● HOW TO COMPLETE THIS TASK
Examine each line of the listing below. Copy those in which the string "data" appears.

----

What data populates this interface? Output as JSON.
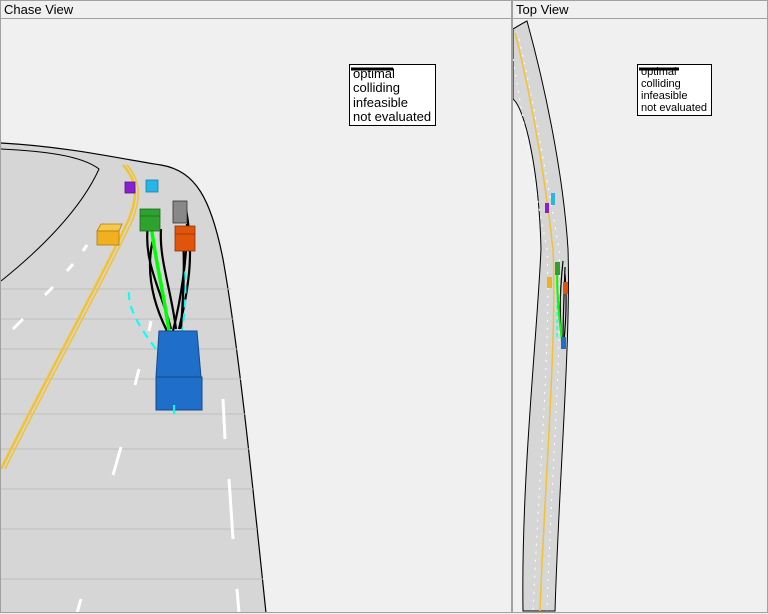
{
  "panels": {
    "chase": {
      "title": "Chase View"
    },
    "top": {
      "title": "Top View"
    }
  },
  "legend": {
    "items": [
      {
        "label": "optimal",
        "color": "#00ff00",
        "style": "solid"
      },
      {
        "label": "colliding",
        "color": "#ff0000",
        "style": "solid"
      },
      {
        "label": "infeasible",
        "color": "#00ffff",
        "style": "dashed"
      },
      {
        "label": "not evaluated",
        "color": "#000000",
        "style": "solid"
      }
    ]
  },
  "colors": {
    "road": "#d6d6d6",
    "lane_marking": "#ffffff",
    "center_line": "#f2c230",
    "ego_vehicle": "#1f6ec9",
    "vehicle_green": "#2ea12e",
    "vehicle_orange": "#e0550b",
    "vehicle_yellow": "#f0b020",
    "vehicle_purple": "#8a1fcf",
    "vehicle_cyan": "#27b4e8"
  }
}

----

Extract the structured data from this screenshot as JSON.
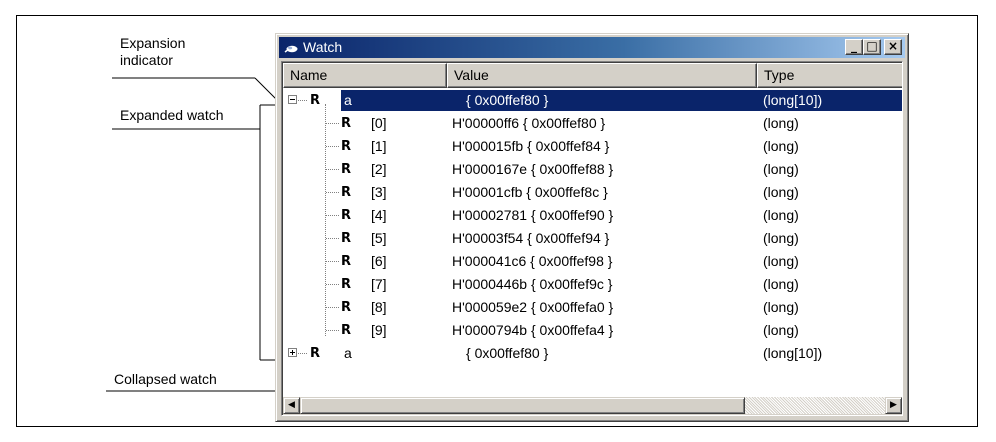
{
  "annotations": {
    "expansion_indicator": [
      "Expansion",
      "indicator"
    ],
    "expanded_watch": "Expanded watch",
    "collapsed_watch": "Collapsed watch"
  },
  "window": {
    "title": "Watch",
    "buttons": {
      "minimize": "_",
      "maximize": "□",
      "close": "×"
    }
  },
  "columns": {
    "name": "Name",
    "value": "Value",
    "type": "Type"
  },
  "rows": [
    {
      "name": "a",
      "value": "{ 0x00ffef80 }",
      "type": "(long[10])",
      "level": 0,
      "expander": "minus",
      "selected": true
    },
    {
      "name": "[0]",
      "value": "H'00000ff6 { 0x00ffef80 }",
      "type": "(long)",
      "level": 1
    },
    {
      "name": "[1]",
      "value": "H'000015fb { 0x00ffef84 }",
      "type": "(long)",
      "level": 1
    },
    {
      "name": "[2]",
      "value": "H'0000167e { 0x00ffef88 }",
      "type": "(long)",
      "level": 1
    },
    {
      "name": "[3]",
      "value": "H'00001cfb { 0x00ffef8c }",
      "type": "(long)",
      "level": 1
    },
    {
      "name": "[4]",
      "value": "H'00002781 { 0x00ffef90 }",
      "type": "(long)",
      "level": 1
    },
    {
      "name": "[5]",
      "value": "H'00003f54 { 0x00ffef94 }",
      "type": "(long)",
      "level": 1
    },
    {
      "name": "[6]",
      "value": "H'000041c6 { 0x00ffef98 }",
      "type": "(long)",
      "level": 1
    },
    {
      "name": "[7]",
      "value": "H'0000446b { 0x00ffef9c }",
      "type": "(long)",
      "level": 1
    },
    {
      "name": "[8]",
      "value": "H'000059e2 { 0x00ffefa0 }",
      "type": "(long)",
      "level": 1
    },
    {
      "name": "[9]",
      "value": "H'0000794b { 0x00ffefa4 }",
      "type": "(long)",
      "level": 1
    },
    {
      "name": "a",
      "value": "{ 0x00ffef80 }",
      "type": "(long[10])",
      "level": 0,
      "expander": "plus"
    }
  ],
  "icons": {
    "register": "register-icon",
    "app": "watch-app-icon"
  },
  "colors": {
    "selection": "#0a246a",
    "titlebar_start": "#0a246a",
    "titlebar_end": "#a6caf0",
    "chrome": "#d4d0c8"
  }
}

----

● SOLUTION
What data populates this interface? Output as JSON.
Extract the structured data from this screenshot as JSON.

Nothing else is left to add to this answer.